* **Task objective**: Print the data below exactly as it stands, and keep the pictures out.
+++
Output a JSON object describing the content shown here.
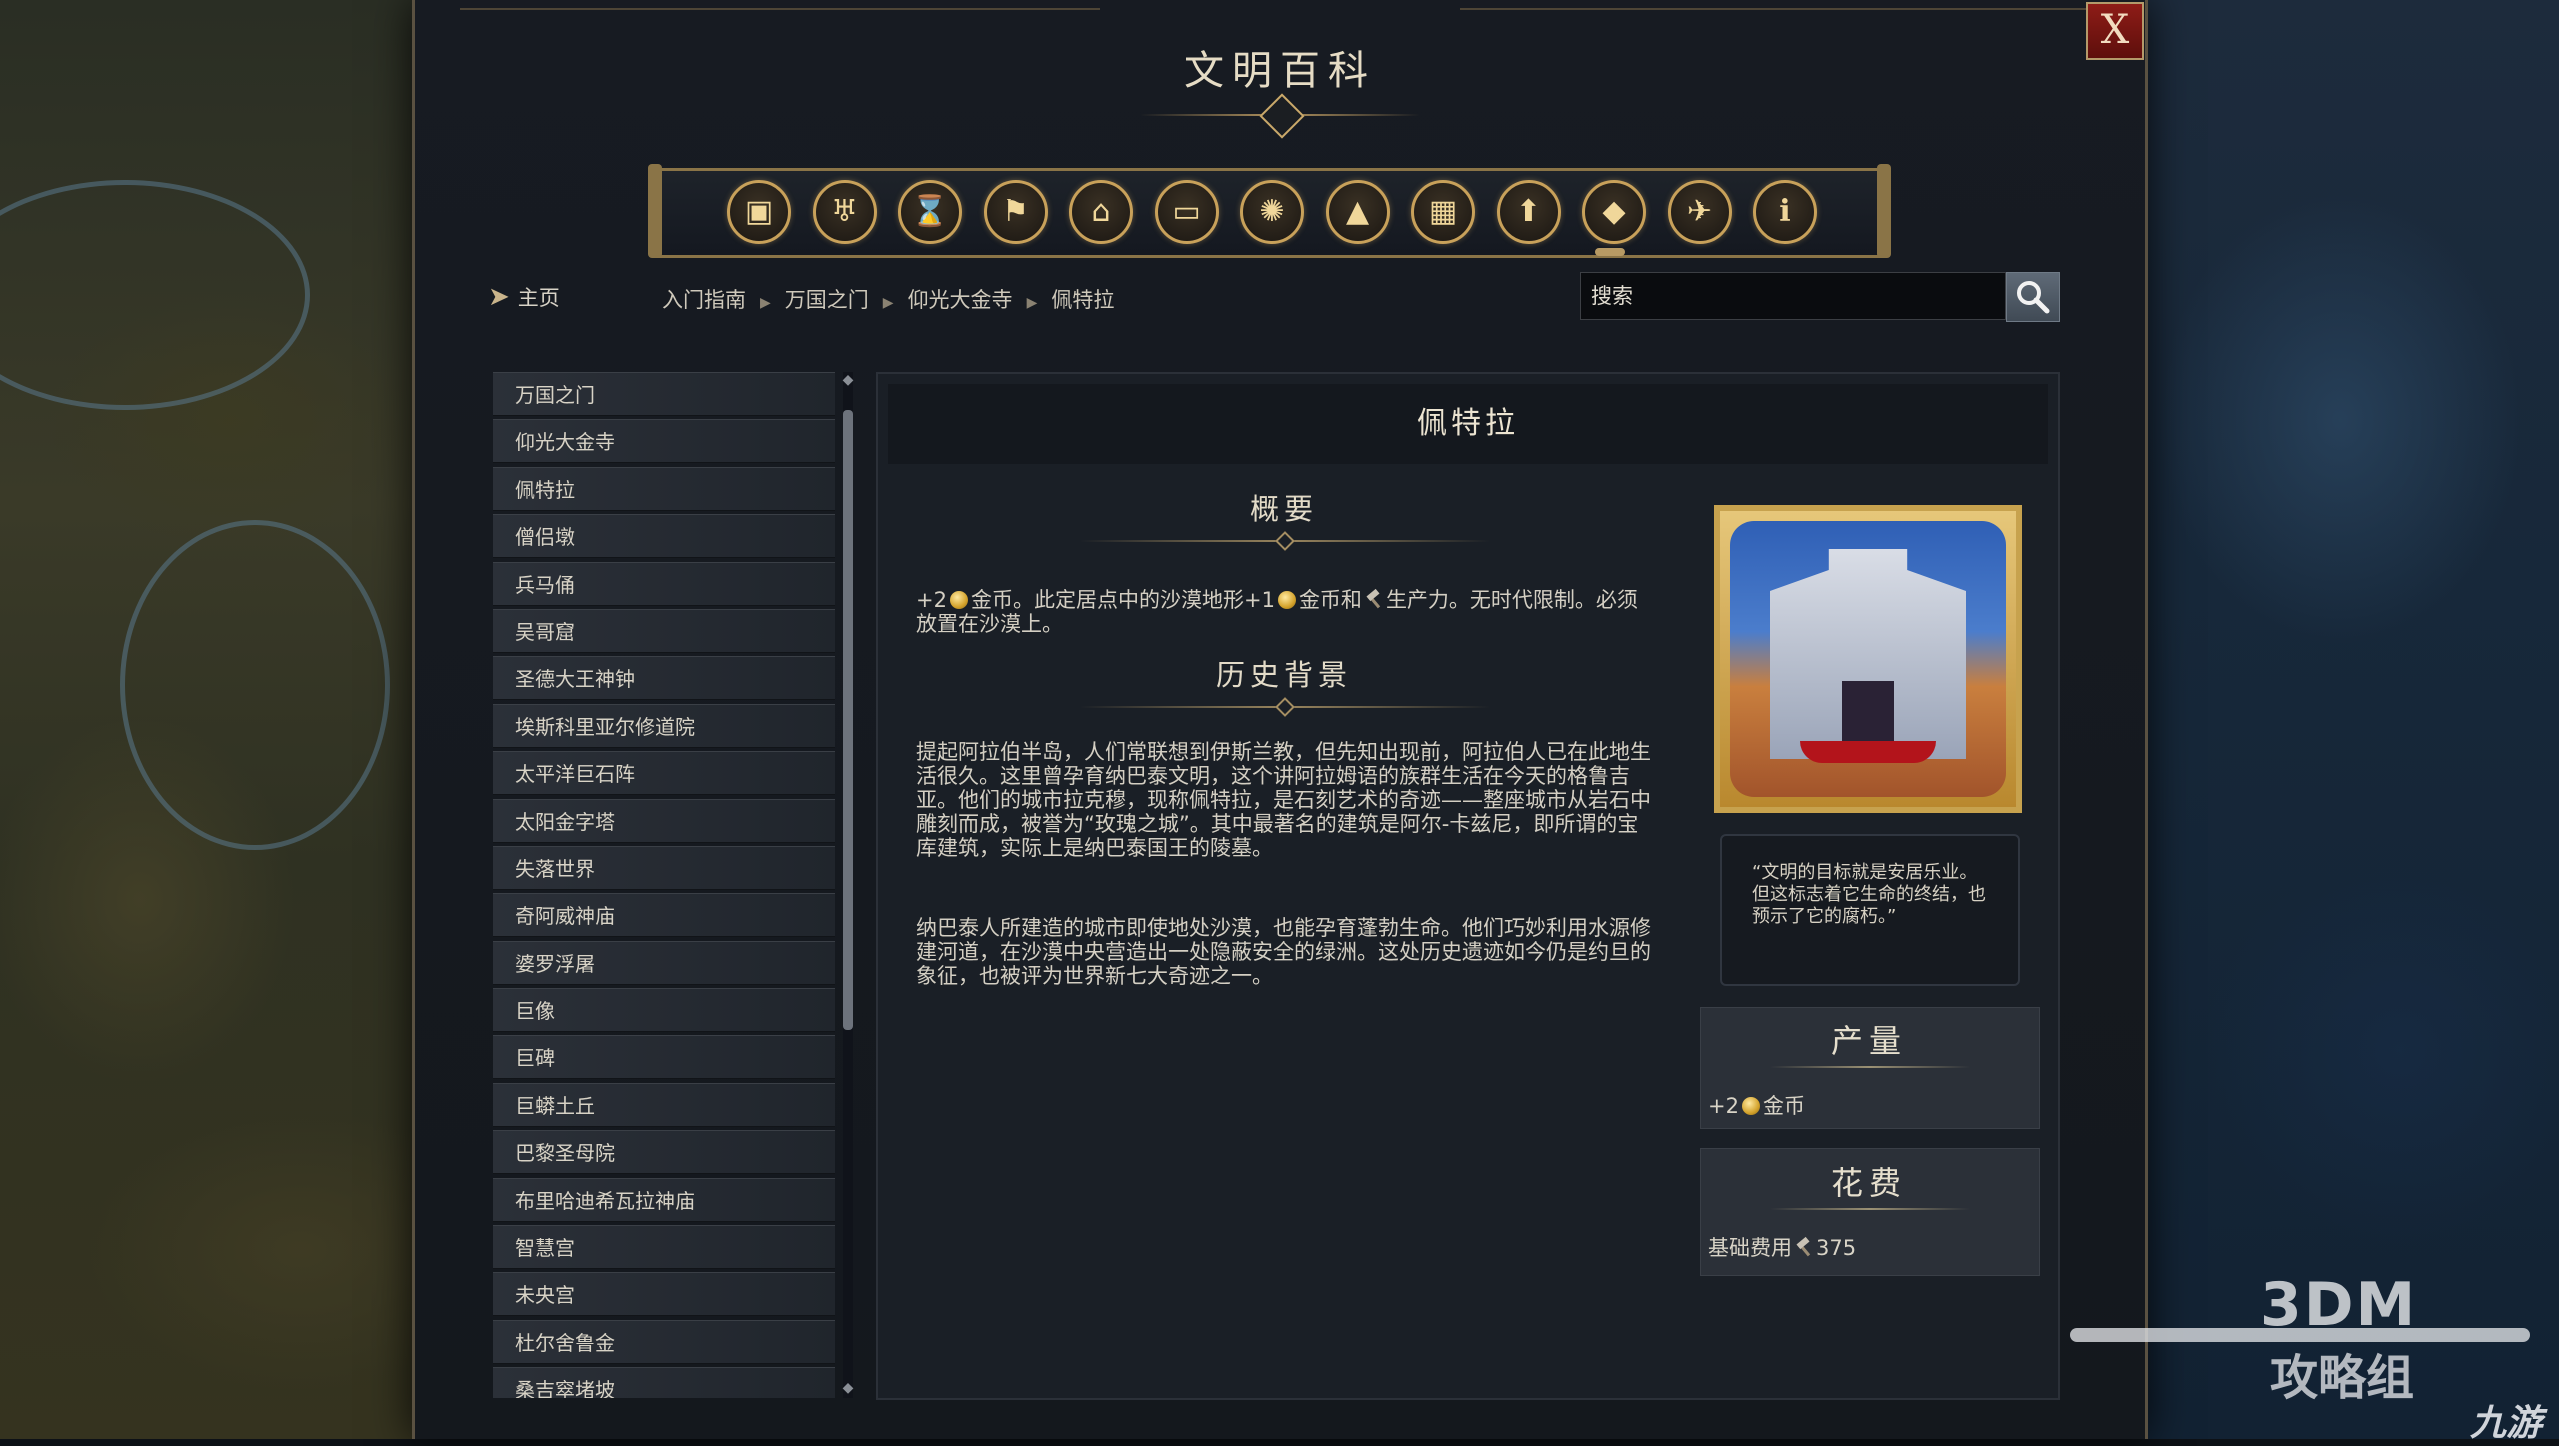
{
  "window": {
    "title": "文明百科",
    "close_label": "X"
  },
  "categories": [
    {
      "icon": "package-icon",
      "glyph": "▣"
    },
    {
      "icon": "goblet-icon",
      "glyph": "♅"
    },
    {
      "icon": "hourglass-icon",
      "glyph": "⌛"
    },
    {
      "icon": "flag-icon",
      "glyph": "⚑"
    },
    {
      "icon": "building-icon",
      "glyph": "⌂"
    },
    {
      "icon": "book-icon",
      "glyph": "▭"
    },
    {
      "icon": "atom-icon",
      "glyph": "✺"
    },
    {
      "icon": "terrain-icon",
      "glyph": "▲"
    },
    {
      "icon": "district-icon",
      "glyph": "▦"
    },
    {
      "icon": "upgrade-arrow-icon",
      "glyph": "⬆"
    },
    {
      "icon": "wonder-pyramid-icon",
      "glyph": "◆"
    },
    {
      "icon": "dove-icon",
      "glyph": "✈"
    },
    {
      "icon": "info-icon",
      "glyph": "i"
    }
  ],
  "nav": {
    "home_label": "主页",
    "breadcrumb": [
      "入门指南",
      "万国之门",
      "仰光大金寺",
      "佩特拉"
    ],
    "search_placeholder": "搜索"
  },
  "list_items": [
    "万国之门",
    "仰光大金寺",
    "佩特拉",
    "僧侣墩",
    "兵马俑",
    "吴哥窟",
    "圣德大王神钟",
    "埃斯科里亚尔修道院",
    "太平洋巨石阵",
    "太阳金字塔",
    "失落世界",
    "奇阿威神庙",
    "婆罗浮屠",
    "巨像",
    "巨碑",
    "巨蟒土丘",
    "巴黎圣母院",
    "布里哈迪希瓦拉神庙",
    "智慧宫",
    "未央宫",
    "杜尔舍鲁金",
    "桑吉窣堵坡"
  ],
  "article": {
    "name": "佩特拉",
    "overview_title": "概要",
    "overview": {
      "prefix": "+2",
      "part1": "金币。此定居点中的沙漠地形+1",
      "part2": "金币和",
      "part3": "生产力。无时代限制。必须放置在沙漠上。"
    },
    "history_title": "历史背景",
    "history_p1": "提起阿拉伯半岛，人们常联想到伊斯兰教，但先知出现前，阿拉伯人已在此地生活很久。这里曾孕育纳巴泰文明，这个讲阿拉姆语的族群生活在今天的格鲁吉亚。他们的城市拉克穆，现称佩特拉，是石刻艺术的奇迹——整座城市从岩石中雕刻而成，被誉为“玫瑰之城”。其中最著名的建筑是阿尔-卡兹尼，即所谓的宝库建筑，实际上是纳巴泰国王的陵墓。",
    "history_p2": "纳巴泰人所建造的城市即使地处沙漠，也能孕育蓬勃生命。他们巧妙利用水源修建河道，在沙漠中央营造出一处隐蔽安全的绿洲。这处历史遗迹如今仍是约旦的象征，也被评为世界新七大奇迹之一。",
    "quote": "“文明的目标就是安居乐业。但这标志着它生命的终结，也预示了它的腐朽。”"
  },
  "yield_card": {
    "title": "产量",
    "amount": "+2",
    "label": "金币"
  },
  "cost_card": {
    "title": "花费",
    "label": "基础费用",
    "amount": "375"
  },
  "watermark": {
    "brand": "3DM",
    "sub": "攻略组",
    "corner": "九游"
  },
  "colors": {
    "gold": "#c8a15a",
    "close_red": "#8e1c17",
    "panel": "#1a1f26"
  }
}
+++
* **Task result**:
Output a JSON object describing the content shown here.
{
  "window": {
    "title": "文明百科",
    "close_label": "X"
  },
  "categories": [
    {
      "icon": "package-icon",
      "glyph": "▣"
    },
    {
      "icon": "goblet-icon",
      "glyph": "♅"
    },
    {
      "icon": "hourglass-icon",
      "glyph": "⌛"
    },
    {
      "icon": "flag-icon",
      "glyph": "⚑"
    },
    {
      "icon": "building-icon",
      "glyph": "⌂"
    },
    {
      "icon": "book-icon",
      "glyph": "▭"
    },
    {
      "icon": "atom-icon",
      "glyph": "✺"
    },
    {
      "icon": "terrain-icon",
      "glyph": "▲"
    },
    {
      "icon": "district-icon",
      "glyph": "▦"
    },
    {
      "icon": "upgrade-arrow-icon",
      "glyph": "⬆"
    },
    {
      "icon": "wonder-pyramid-icon",
      "glyph": "◆"
    },
    {
      "icon": "dove-icon",
      "glyph": "✈"
    },
    {
      "icon": "info-icon",
      "glyph": "i"
    }
  ],
  "nav": {
    "home_label": "主页",
    "breadcrumb": [
      "入门指南",
      "万国之门",
      "仰光大金寺",
      "佩特拉"
    ],
    "search_placeholder": "搜索"
  },
  "list_items": [
    "万国之门",
    "仰光大金寺",
    "佩特拉",
    "僧侣墩",
    "兵马俑",
    "吴哥窟",
    "圣德大王神钟",
    "埃斯科里亚尔修道院",
    "太平洋巨石阵",
    "太阳金字塔",
    "失落世界",
    "奇阿威神庙",
    "婆罗浮屠",
    "巨像",
    "巨碑",
    "巨蟒土丘",
    "巴黎圣母院",
    "布里哈迪希瓦拉神庙",
    "智慧宫",
    "未央宫",
    "杜尔舍鲁金",
    "桑吉窣堵坡"
  ],
  "article": {
    "name": "佩特拉",
    "overview_title": "概要",
    "overview": {
      "prefix": "+2",
      "part1": "金币。此定居点中的沙漠地形+1",
      "part2": "金币和",
      "part3": "生产力。无时代限制。必须放置在沙漠上。"
    },
    "history_title": "历史背景",
    "history_p1": "提起阿拉伯半岛，人们常联想到伊斯兰教，但先知出现前，阿拉伯人已在此地生活很久。这里曾孕育纳巴泰文明，这个讲阿拉姆语的族群生活在今天的格鲁吉亚。他们的城市拉克穆，现称佩特拉，是石刻艺术的奇迹——整座城市从岩石中雕刻而成，被誉为“玫瑰之城”。其中最著名的建筑是阿尔-卡兹尼，即所谓的宝库建筑，实际上是纳巴泰国王的陵墓。",
    "history_p2": "纳巴泰人所建造的城市即使地处沙漠，也能孕育蓬勃生命。他们巧妙利用水源修建河道，在沙漠中央营造出一处隐蔽安全的绿洲。这处历史遗迹如今仍是约旦的象征，也被评为世界新七大奇迹之一。",
    "quote": "“文明的目标就是安居乐业。但这标志着它生命的终结，也预示了它的腐朽。”"
  },
  "yield_card": {
    "title": "产量",
    "amount": "+2",
    "label": "金币"
  },
  "cost_card": {
    "title": "花费",
    "label": "基础费用",
    "amount": "375"
  },
  "watermark": {
    "brand": "3DM",
    "sub": "攻略组",
    "corner": "九游"
  },
  "colors": {
    "gold": "#c8a15a",
    "close_red": "#8e1c17",
    "panel": "#1a1f26"
  }
}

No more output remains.